### Assignment:
All lines in the records below that hold "title" are to be shown.
——————
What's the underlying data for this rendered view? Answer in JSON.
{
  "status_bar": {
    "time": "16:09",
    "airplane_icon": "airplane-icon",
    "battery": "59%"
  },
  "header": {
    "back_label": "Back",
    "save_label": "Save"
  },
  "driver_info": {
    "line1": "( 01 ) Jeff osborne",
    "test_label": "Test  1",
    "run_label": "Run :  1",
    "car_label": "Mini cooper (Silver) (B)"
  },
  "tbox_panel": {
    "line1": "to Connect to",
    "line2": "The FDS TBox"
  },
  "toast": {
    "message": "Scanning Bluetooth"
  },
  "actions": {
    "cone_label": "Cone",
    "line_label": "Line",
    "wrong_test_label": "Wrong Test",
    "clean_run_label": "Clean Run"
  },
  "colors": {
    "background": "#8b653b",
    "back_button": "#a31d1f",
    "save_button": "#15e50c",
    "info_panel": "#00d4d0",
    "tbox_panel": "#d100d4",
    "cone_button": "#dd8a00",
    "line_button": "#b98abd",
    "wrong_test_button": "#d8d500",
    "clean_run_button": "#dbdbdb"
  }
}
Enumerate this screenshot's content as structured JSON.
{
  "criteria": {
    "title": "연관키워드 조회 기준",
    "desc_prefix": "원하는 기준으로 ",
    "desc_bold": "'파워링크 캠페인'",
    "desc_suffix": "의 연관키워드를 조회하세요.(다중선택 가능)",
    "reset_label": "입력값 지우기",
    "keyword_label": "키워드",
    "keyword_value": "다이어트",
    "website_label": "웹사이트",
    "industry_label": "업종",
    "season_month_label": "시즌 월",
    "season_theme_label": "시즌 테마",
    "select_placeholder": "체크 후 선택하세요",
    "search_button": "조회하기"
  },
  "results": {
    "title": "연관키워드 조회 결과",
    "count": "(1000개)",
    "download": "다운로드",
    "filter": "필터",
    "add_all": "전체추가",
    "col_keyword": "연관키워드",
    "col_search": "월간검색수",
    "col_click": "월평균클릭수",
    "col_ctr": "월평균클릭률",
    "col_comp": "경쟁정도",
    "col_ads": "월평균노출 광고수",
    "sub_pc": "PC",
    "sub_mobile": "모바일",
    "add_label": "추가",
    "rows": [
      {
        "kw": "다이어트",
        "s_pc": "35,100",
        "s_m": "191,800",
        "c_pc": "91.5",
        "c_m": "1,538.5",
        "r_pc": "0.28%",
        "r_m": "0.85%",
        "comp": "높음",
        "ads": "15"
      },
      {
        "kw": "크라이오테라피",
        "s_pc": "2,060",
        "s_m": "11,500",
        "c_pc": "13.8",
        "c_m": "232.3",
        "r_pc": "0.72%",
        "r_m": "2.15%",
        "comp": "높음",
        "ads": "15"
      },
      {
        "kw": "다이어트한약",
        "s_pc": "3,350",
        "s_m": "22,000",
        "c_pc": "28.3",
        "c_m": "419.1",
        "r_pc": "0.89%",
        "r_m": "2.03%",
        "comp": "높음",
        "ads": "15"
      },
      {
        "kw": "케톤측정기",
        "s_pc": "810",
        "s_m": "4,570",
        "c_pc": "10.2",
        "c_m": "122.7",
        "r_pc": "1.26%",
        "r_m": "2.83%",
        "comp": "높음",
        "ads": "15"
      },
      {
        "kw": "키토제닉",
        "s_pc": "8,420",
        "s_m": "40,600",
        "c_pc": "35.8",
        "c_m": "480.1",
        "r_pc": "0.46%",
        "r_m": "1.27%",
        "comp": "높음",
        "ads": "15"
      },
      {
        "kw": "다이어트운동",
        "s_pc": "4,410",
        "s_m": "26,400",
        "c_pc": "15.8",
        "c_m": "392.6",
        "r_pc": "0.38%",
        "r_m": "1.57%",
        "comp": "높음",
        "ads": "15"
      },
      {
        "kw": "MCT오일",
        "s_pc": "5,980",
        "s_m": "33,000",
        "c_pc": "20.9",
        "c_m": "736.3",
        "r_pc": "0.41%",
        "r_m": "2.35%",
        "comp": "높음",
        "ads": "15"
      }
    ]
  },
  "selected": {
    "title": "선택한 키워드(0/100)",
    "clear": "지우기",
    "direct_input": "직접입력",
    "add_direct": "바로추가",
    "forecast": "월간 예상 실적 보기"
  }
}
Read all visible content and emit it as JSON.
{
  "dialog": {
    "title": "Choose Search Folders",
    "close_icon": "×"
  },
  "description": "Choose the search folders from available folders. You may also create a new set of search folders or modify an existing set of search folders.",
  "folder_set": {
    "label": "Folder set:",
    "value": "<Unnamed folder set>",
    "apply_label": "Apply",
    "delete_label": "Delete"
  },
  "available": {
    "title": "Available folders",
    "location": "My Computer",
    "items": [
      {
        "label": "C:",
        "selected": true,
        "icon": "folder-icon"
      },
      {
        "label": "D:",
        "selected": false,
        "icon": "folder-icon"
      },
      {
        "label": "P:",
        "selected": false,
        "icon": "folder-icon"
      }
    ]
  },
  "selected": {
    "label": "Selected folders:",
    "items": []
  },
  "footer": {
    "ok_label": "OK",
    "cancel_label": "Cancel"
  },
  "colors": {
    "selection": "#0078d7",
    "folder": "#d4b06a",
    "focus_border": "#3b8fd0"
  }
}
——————
### Reply:
    "title": "연관키워드 조회 기준",
    "title": "연관키워드 조회 결과",
    "title": "선택한 키워드(0/100)",
    "title": "Choose Search Folders",
    "title": "Available folders",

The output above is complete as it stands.